That evening was a particularly raucous one - the senior officers had stayed away from the mess. We were irritating the heck out of the oh-so-politically-correct students when this frail young man in a jazzy pullover, a thick chain around his neck, and a haircut we could die for, walked in and asked us for a cigarette. We had no clue who he was but obliged, and he left. "Looked like he just stepped out of Delhi's discos! What's a trendoid doing in a place like this?" we muttered.

Our bar-buddy replied, "Oh really! You should've seen him two months earlier. He lived in a filthy Pathani and had a beard up to here when he infiltrated the mujahideen. Got a commendation for it, too." Commendation...? Omigawd, it was Captain Rishi Khosla! We dragged out the story: "Information came in that Arifullah would be meeting his girlfriend in Srinagar's Nishat Garden one afternoon. Rishi and two others who were detailed to nab him sat with a hookah, keeping watch. The UG [army for "underground"] came and met the woman, but before the team could make a move, he saw and recognised the informant who was there to point him out. Arifullah got suspicious and ran for it. Rishi chased him over the slopes and bushes and caught up with him.

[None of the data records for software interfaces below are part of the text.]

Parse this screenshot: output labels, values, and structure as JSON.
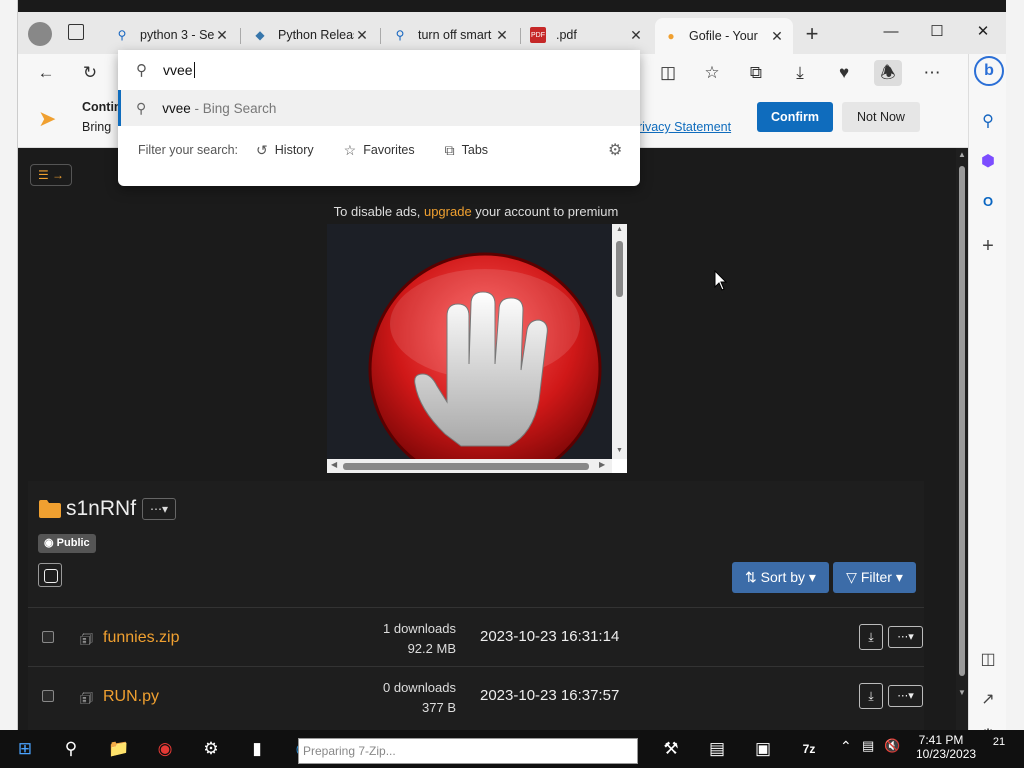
{
  "browser": {
    "tabs": [
      {
        "title": "python 3 - Se",
        "icon": "search-icon"
      },
      {
        "title": "Python Releas",
        "icon": "python-icon"
      },
      {
        "title": "turn off smart",
        "icon": "search-icon"
      },
      {
        "title": ".pdf",
        "icon": "pdf-icon"
      },
      {
        "title": "Gofile - Your",
        "icon": "gofile-icon"
      }
    ],
    "new_tab": "+"
  },
  "omnibox": {
    "query": "vvee",
    "suggestion_term": "vvee",
    "suggestion_source": " - Bing Search",
    "filter_label": "Filter your search:",
    "filters": [
      "History",
      "Favorites",
      "Tabs"
    ]
  },
  "notification": {
    "title": "Contin",
    "body": "Bring",
    "link": "rivacy Statement",
    "confirm_label": "Confirm",
    "not_now_label": "Not Now"
  },
  "page": {
    "ad_text_prefix": "To disable ads, ",
    "ad_link": "upgrade",
    "ad_text_suffix": " your account to premium",
    "folder_name": "s1nRNf",
    "visibility": "Public",
    "sort_label": "Sort by",
    "filter_label": "Filter",
    "files": [
      {
        "name": "funnies.zip",
        "downloads": "1 downloads",
        "size": "92.2 MB",
        "date": "2023-10-23 16:31:14"
      },
      {
        "name": "RUN.py",
        "downloads": "0 downloads",
        "size": "377 B",
        "date": "2023-10-23 16:37:57"
      }
    ]
  },
  "taskbar": {
    "running_task": "Preparing 7-Zip...",
    "time": "7:41 PM",
    "date": "10/23/2023",
    "notification_count": "21"
  },
  "colors": {
    "accent": "#0f6cbd",
    "gofile_orange": "#f0a030",
    "gofile_blue": "#3c6ca8",
    "page_bg": "#1b1b1b"
  }
}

UG drew a grenade and pulled out the pin, but Rishi was too close to him for the grenade to be safely thrown. And in that split second, Rishi leapt on him and tightly held the fist with the grenade closed. A struggle ensued aur dono liptey. Arifullah was hatta-katta and 6 feet tall, and yet Rishi managed to hold him off, keep his fist closed, and hit him on the head with the butt of his gun. UG went down, the rest of the team arrived, and grenade mein maachis laga di...Don't go by appearances; changing them is part of CI Ops."

We were still marvelling about the power of mind over matter and what makes the Indian soldier such a force to reckon with, when in walked a gorgeous guy with another great haircut and said to us: "I'm trying to get Rishi to quit smoking and you're plying him with cigarettes..." Excuse me, do I know you?! "Hothi, ma'am." Rot! He's a Sardar! "Yes, ma'am, I'm still a Sardar. But I've cut my hair and am awaiting permission from the army to shed my turban and shave off my beard." Permission? "For the id card. Or it will confuse security." But how in heaven's name could you do it?! "After a while the turban hurts my ears, I get a headache, and when I'm in the field, that makes me very irritable. That's not good for my men. My comfort is their comfort. So I had no choice but to discard it."  Comrades before self... Nation before self...

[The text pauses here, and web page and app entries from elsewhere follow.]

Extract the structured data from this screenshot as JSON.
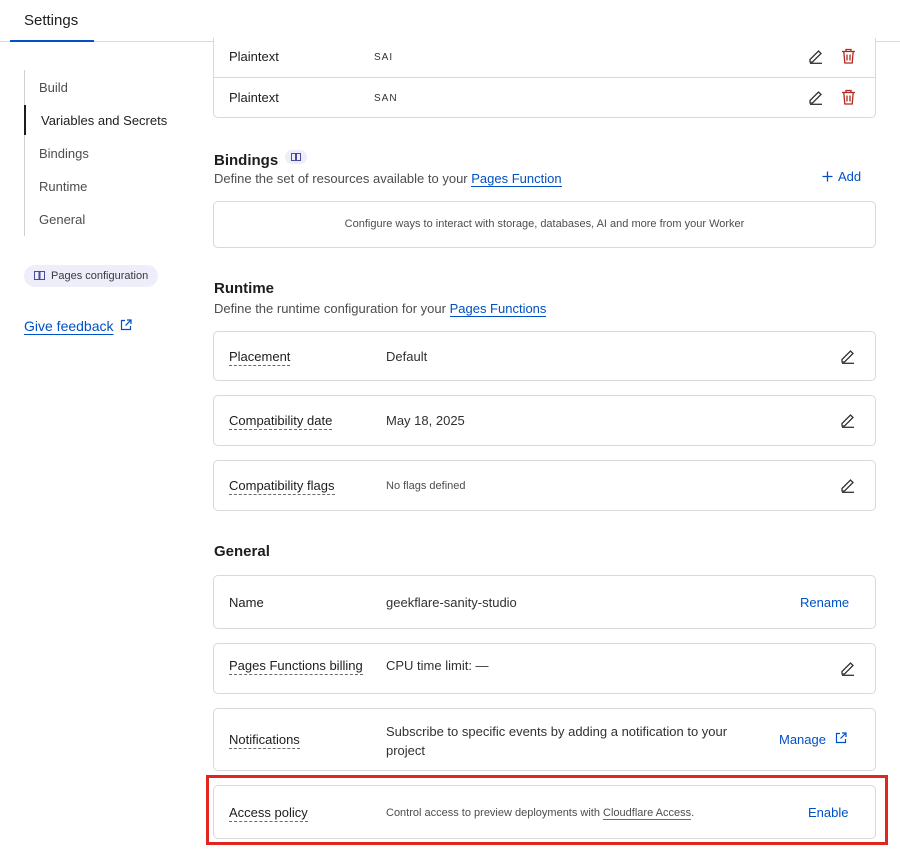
{
  "header": {
    "tab": "Settings"
  },
  "sidebar": {
    "items": [
      {
        "label": "Build",
        "active": false
      },
      {
        "label": "Variables and Secrets",
        "active": true
      },
      {
        "label": "Bindings",
        "active": false
      },
      {
        "label": "Runtime",
        "active": false
      },
      {
        "label": "General",
        "active": false
      }
    ],
    "pages_config": "Pages configuration",
    "feedback": "Give feedback"
  },
  "variables": [
    {
      "type": "Plaintext",
      "name": "SAI"
    },
    {
      "type": "Plaintext",
      "name": "SAN"
    }
  ],
  "bindings": {
    "title": "Bindings",
    "desc_prefix": "Define the set of resources available to your ",
    "desc_link": "Pages Function",
    "add": "Add",
    "empty": "Configure ways to interact with storage, databases, AI and more from your Worker"
  },
  "runtime": {
    "title": "Runtime",
    "desc_prefix": "Define the runtime configuration for your ",
    "desc_link": "Pages Functions",
    "rows": [
      {
        "label": "Placement",
        "value": "Default"
      },
      {
        "label": "Compatibility date",
        "value": "May 18, 2025"
      },
      {
        "label": "Compatibility flags",
        "value": "No flags defined"
      }
    ]
  },
  "general": {
    "title": "General",
    "name_label": "Name",
    "name_value": "geekflare-sanity-studio",
    "rename": "Rename",
    "billing_label": "Pages Functions billing",
    "billing_value": "CPU time limit: —",
    "notifications_label": "Notifications",
    "notifications_value": "Subscribe to specific events by adding a notification to your project",
    "manage": "Manage",
    "access_label": "Access policy",
    "access_prefix": "Control access to preview deployments with ",
    "access_link": "Cloudflare Access",
    "access_suffix": ".",
    "enable": "Enable"
  },
  "colors": {
    "accent": "#0051c3",
    "danger": "#b3261e",
    "highlight": "#e0261f"
  }
}
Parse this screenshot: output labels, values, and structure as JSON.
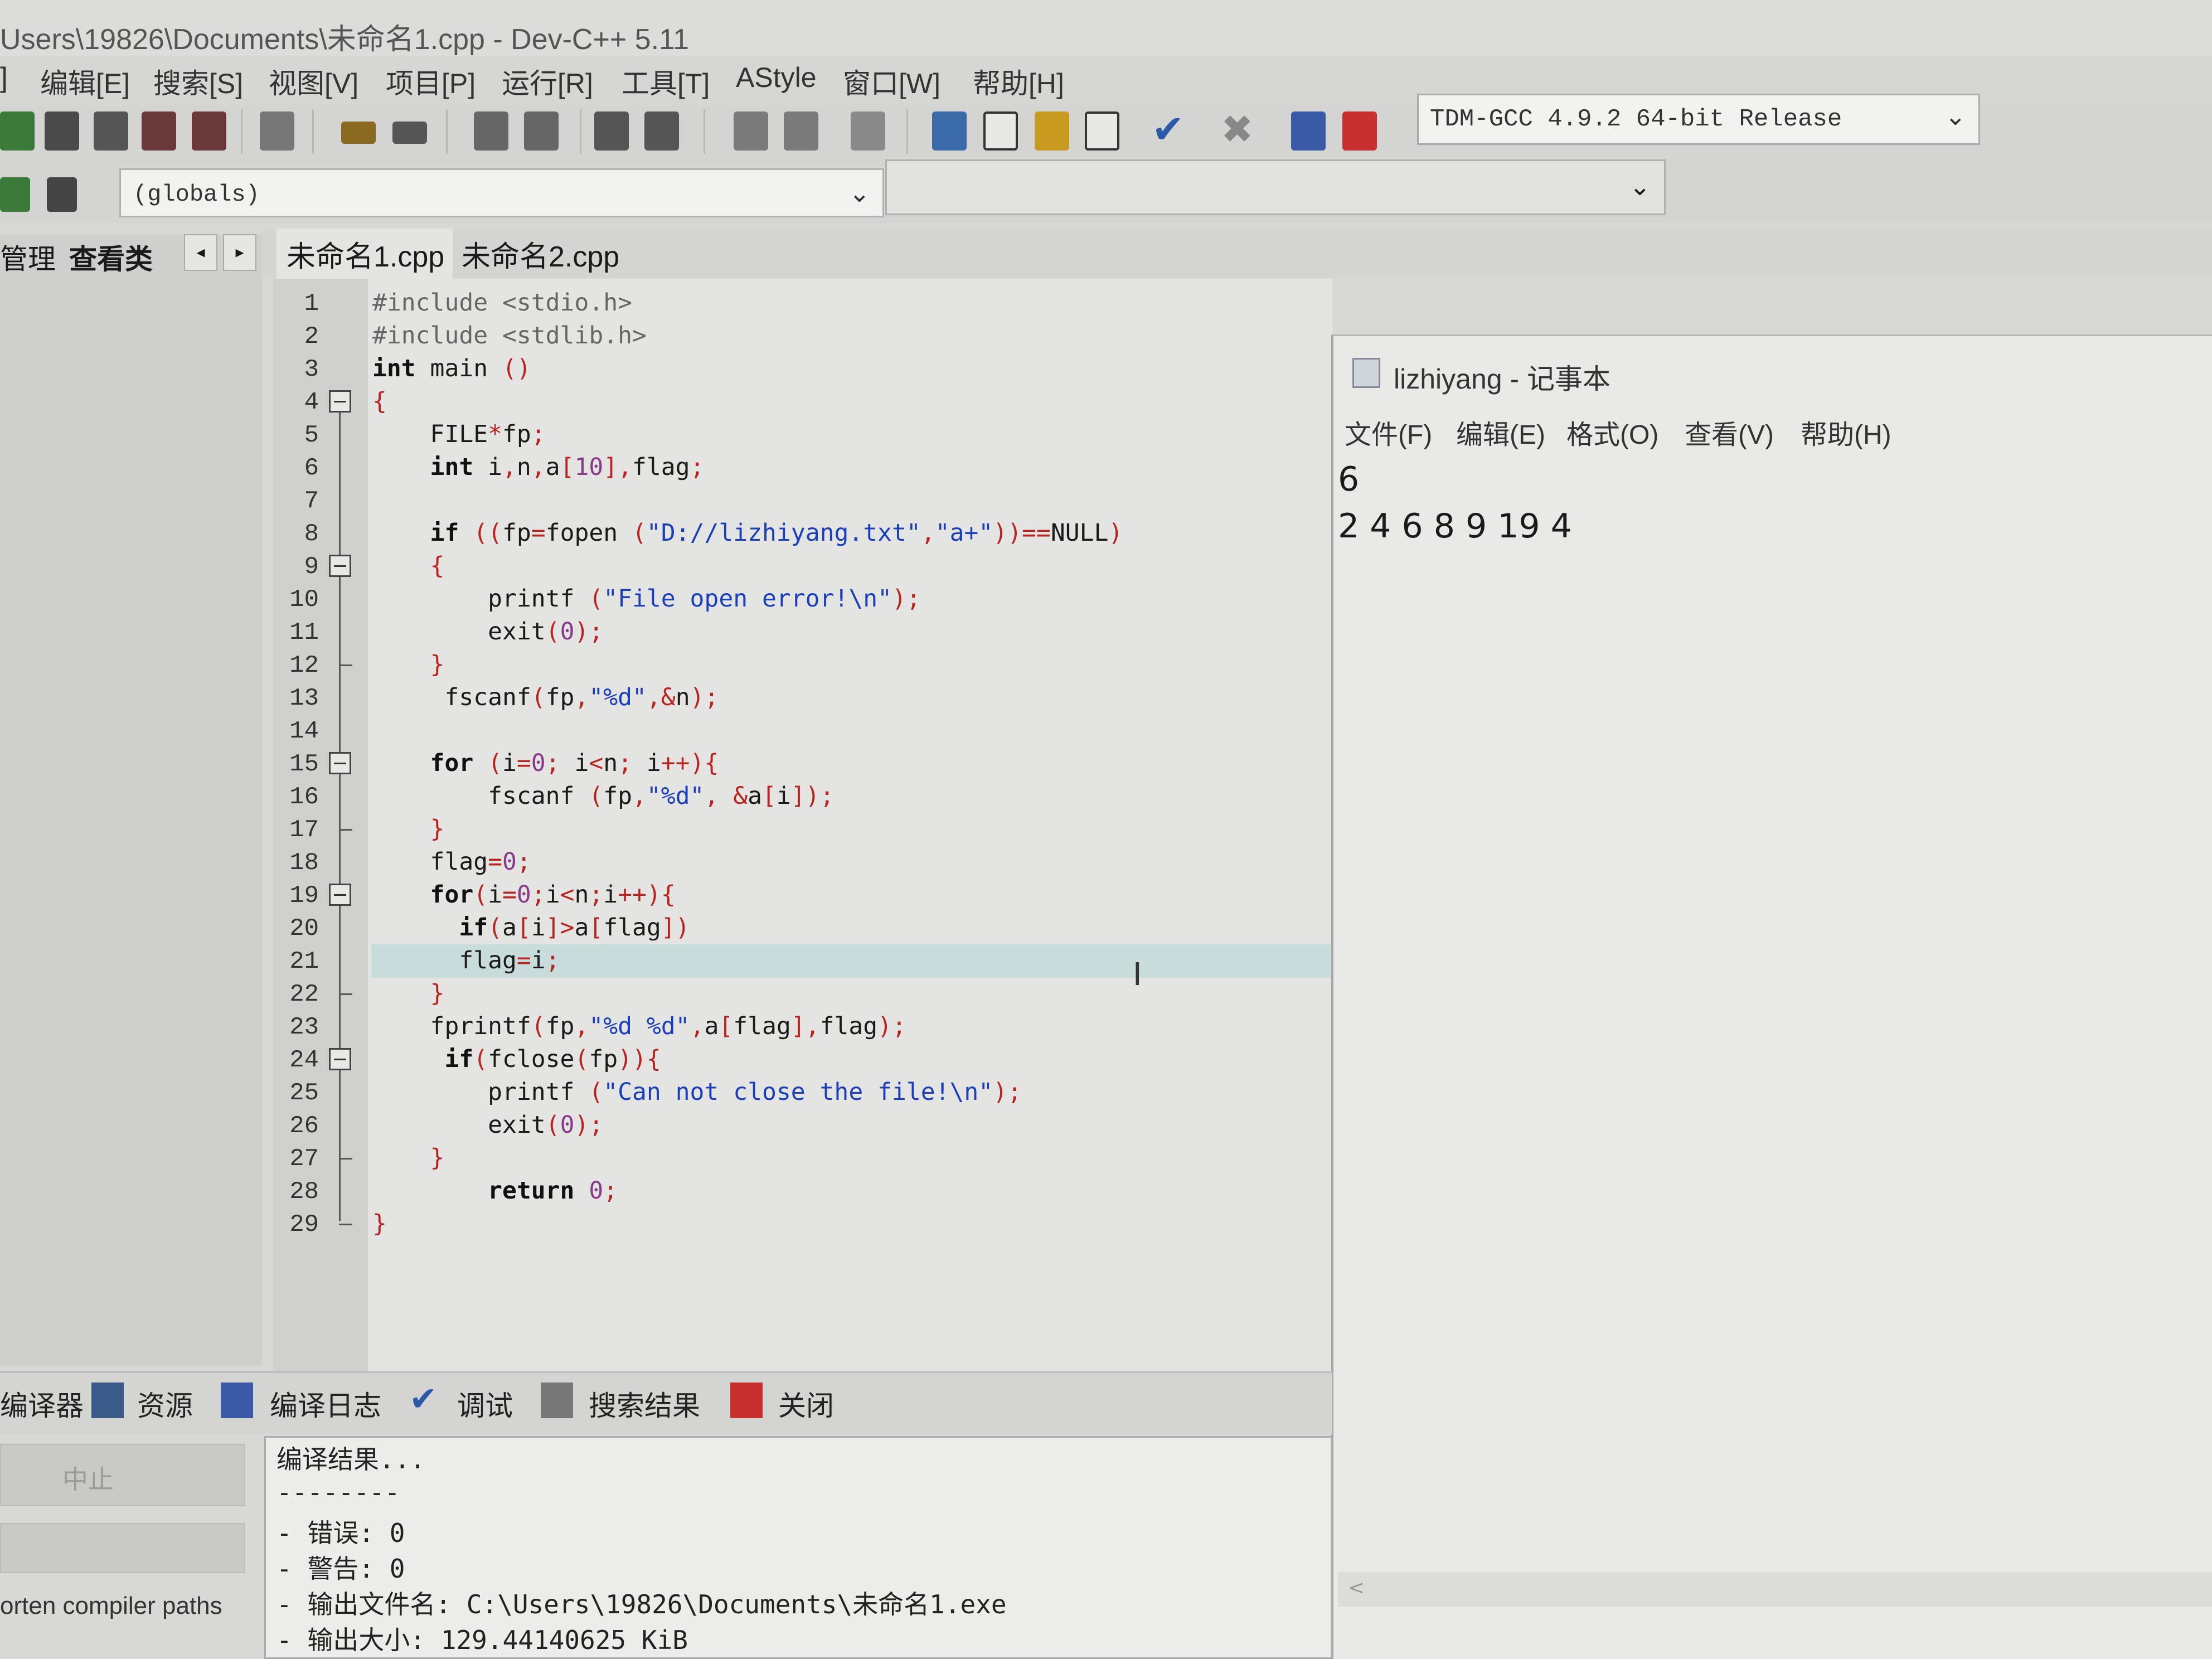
{
  "window": {
    "title": "Users\\19826\\Documents\\未命名1.cpp - Dev-C++ 5.11"
  },
  "menu": [
    {
      "label": "]"
    },
    {
      "label": "编辑[E]"
    },
    {
      "label": "搜索[S]"
    },
    {
      "label": "视图[V]"
    },
    {
      "label": "项目[P]"
    },
    {
      "label": "运行[R]"
    },
    {
      "label": "工具[T]"
    },
    {
      "label": "AStyle"
    },
    {
      "label": "窗口[W]"
    },
    {
      "label": "帮助[H]"
    }
  ],
  "toolbar": {
    "compiler": "TDM-GCC 4.9.2 64-bit Release",
    "chevron": "⌄"
  },
  "scope": {
    "globals": "(globals)"
  },
  "left_panel": {
    "tabs": [
      "管理",
      "查看类"
    ],
    "arrow_left": "◂",
    "arrow_right": "▸"
  },
  "editor": {
    "tabs": [
      "未命名1.cpp",
      "未命名2.cpp"
    ],
    "line_numbers": [
      "1",
      "2",
      "3",
      "4",
      "5",
      "6",
      "7",
      "8",
      "9",
      "10",
      "11",
      "12",
      "13",
      "14",
      "15",
      "16",
      "17",
      "18",
      "19",
      "20",
      "21",
      "22",
      "23",
      "24",
      "25",
      "26",
      "27",
      "28",
      "29"
    ],
    "code": {
      "l1": "#include <stdio.h>",
      "l2": "#include <stdlib.h>",
      "l3a": "int",
      "l3b": " main ",
      "l3c": "()",
      "l4": "{",
      "l5a": "    FILE",
      "l5b": "*",
      "l5c": "fp",
      "l5d": ";",
      "l6a": "    int",
      "l6b": " i",
      "l6c": ",",
      "l6d": "n",
      "l6e": ",",
      "l6f": "a",
      "l6g": "[",
      "l6h": "10",
      "l6i": "],",
      "l6j": "flag",
      "l6k": ";",
      "l8a": "    if",
      "l8b": " ((",
      "l8c": "fp",
      "l8d": "=",
      "l8e": "fopen ",
      "l8f": "(",
      "l8g": "\"D://lizhiyang.txt\"",
      "l8h": ",",
      "l8i": "\"a+\"",
      "l8j": "))==",
      "l8k": "NULL",
      "l8l": ")",
      "l9": "    {",
      "l10a": "        printf ",
      "l10b": "(",
      "l10c": "\"File open error!\\n\"",
      "l10d": ");",
      "l11a": "        exit",
      "l11b": "(",
      "l11c": "0",
      "l11d": ");",
      "l12": "    }",
      "l13a": "     fscanf",
      "l13b": "(",
      "l13c": "fp",
      "l13d": ",",
      "l13e": "\"%d\"",
      "l13f": ",&",
      "l13g": "n",
      "l13h": ");",
      "l15a": "    for",
      "l15b": " (",
      "l15c": "i",
      "l15d": "=",
      "l15e": "0",
      "l15f": "; ",
      "l15g": "i",
      "l15h": "<",
      "l15i": "n",
      "l15j": "; ",
      "l15k": "i",
      "l15l": "++){",
      "l16a": "        fscanf ",
      "l16b": "(",
      "l16c": "fp",
      "l16d": ",",
      "l16e": "\"%d\"",
      "l16f": ", &",
      "l16g": "a",
      "l16h": "[",
      "l16i": "i",
      "l16j": "]);",
      "l17": "    }",
      "l18a": "    flag",
      "l18b": "=",
      "l18c": "0",
      "l18d": ";",
      "l19a": "    for",
      "l19b": "(",
      "l19c": "i",
      "l19d": "=",
      "l19e": "0",
      "l19f": ";",
      "l19g": "i",
      "l19h": "<",
      "l19i": "n",
      "l19j": ";",
      "l19k": "i",
      "l19l": "++){",
      "l20a": "      if",
      "l20b": "(",
      "l20c": "a",
      "l20d": "[",
      "l20e": "i",
      "l20f": "]>",
      "l20g": "a",
      "l20h": "[",
      "l20i": "flag",
      "l20j": "])",
      "l21a": "      flag",
      "l21b": "=",
      "l21c": "i",
      "l21d": ";",
      "l22": "    }",
      "l23a": "    fprintf",
      "l23b": "(",
      "l23c": "fp",
      "l23d": ",",
      "l23e": "\"%d %d\"",
      "l23f": ",",
      "l23g": "a",
      "l23h": "[",
      "l23i": "flag",
      "l23j": "],",
      "l23k": "flag",
      "l23l": ");",
      "l24a": "     if",
      "l24b": "(",
      "l24c": "fclose",
      "l24d": "(",
      "l24e": "fp",
      "l24f": ")){",
      "l25a": "        printf ",
      "l25b": "(",
      "l25c": "\"Can not close the file!\\n\"",
      "l25d": ");",
      "l26a": "        exit",
      "l26b": "(",
      "l26c": "0",
      "l26d": ");",
      "l27": "    }",
      "l28a": "        return ",
      "l28b": "0",
      "l28c": ";",
      "l29": "}"
    }
  },
  "notepad": {
    "title": "lizhiyang - 记事本",
    "menu": [
      "文件(F)",
      "编辑(E)",
      "格式(O)",
      "查看(V)",
      "帮助(H)"
    ],
    "content_line1": "6",
    "content_line2": "2 4 6 8 9 19 4",
    "scroll_left": "<"
  },
  "bottom_panel": {
    "tabs": [
      "编译器",
      "资源",
      "编译日志",
      "调试",
      "搜索结果",
      "关闭"
    ],
    "stop_button": "中止",
    "shorten_paths": "orten compiler paths",
    "output": [
      "编译结果...",
      "--------",
      "- 错误: 0",
      "- 警告: 0",
      "- 输出文件名: C:\\Users\\19826\\Documents\\未命名1.exe",
      "- 输出大小: 129.44140625 KiB"
    ]
  },
  "colors": {
    "keyword": "#111111",
    "string": "#1a3fb8",
    "number": "#8a3a8a",
    "symbol": "#b8241f",
    "highlight_line": "#c8dcdb"
  }
}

When we got back and showed the photographs of the NE terrorists to a friend, he said, "It's pathetic; they're so young to kill and die! Soldiers are one face of the coin, terrorists are the other." And we recoiled in fury. Every person *has* a choice - the choice to attack, destroy and murder innocents, and the choice to kill in defence. Men like Khosla and Hothi and the scores of soldiers we've met can in no way be compared to rapists, arsonists, pillagers and murderers. We realise that we land up telling you less about the NE and the CIJWS and more about the people who fascinated us. Point is, none of it would have existed if not for the human factor - the individual who holds up and holds forth for us. He has always been and will always remain our primary refrain.